INPUT MATERIAL section start
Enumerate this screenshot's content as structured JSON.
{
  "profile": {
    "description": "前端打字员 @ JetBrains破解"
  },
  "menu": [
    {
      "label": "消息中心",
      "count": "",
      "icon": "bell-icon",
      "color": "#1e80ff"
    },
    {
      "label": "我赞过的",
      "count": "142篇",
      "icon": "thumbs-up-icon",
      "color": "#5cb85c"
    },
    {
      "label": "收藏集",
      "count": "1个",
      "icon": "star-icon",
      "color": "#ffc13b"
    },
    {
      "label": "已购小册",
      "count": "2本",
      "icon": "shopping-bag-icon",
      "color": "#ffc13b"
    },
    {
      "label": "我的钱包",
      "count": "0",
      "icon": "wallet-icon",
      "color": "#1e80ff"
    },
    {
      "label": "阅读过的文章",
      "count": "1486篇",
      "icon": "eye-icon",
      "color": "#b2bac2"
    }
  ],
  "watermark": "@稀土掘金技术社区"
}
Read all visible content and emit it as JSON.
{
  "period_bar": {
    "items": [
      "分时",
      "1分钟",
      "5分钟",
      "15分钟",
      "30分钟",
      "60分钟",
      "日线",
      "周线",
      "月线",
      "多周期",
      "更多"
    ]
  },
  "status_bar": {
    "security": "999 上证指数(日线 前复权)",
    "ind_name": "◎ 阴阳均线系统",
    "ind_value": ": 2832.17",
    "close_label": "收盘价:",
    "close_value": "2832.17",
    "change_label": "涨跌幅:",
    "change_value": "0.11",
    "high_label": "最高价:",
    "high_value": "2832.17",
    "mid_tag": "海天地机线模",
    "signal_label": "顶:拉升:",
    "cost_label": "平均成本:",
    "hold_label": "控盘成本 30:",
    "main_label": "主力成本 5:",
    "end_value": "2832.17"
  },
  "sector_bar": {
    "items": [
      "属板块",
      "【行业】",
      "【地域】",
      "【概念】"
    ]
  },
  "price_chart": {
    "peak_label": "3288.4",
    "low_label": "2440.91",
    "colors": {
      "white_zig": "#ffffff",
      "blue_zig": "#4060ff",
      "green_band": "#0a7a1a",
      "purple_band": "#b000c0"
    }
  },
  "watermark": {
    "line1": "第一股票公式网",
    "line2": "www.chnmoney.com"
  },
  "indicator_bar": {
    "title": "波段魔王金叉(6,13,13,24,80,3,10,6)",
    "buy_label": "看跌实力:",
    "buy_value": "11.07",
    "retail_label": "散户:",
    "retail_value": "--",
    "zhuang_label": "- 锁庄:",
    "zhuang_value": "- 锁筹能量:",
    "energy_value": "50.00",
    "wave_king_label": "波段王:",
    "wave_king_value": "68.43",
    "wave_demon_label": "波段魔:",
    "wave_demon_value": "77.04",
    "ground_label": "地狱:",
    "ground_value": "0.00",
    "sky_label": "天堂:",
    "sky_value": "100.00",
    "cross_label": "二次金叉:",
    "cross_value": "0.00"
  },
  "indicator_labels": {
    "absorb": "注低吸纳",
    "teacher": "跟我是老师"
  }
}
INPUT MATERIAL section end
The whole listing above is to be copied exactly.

**RESULT FOR THIS TASK**
Enumerate this screenshot's content as structured JSON.
{
  "profile": {
    "description": "前端打字员 @ JetBrains破解"
  },
  "menu": [
    {
      "label": "消息中心",
      "count": "",
      "icon": "bell-icon",
      "color": "#1e80ff"
    },
    {
      "label": "我赞过的",
      "count": "142篇",
      "icon": "thumbs-up-icon",
      "color": "#5cb85c"
    },
    {
      "label": "收藏集",
      "count": "1个",
      "icon": "star-icon",
      "color": "#ffc13b"
    },
    {
      "label": "已购小册",
      "count": "2本",
      "icon": "shopping-bag-icon",
      "color": "#ffc13b"
    },
    {
      "label": "我的钱包",
      "count": "0",
      "icon": "wallet-icon",
      "color": "#1e80ff"
    },
    {
      "label": "阅读过的文章",
      "count": "1486篇",
      "icon": "eye-icon",
      "color": "#b2bac2"
    }
  ],
  "watermark": "@稀土掘金技术社区"
}
Read all visible content and emit it as JSON.
{
  "period_bar": {
    "items": [
      "分时",
      "1分钟",
      "5分钟",
      "15分钟",
      "30分钟",
      "60分钟",
      "日线",
      "周线",
      "月线",
      "多周期",
      "更多"
    ]
  },
  "status_bar": {
    "security": "999 上证指数(日线 前复权)",
    "ind_name": "◎ 阴阳均线系统",
    "ind_value": ": 2832.17",
    "close_label": "收盘价:",
    "close_value": "2832.17",
    "change_label": "涨跌幅:",
    "change_value": "0.11",
    "high_label": "最高价:",
    "high_value": "2832.17",
    "mid_tag": "海天地机线模",
    "signal_label": "顶:拉升:",
    "cost_label": "平均成本:",
    "hold_label": "控盘成本 30:",
    "main_label": "主力成本 5:",
    "end_value": "2832.17"
  },
  "sector_bar": {
    "items": [
      "属板块",
      "【行业】",
      "【地域】",
      "【概念】"
    ]
  },
  "price_chart": {
    "peak_label": "3288.4",
    "low_label": "2440.91",
    "colors": {
      "white_zig": "#ffffff",
      "blue_zig": "#4060ff",
      "green_band": "#0a7a1a",
      "purple_band": "#b000c0"
    }
  },
  "watermark": {
    "line1": "第一股票公式网",
    "line2": "www.chnmoney.com"
  },
  "indicator_bar": {
    "title": "波段魔王金叉(6,13,13,24,80,3,10,6)",
    "buy_label": "看跌实力:",
    "buy_value": "11.07",
    "retail_label": "散户:",
    "retail_value": "--",
    "zhuang_label": "- 锁庄:",
    "zhuang_value": "- 锁筹能量:",
    "energy_value": "50.00",
    "wave_king_label": "波段王:",
    "wave_king_value": "68.43",
    "wave_demon_label": "波段魔:",
    "wave_demon_value": "77.04",
    "ground_label": "地狱:",
    "ground_value": "0.00",
    "sky_label": "天堂:",
    "sky_value": "100.00",
    "cross_label": "二次金叉:",
    "cross_value": "0.00"
  },
  "indicator_labels": {
    "absorb": "注低吸纳",
    "teacher": "跟我是老师"
  }
}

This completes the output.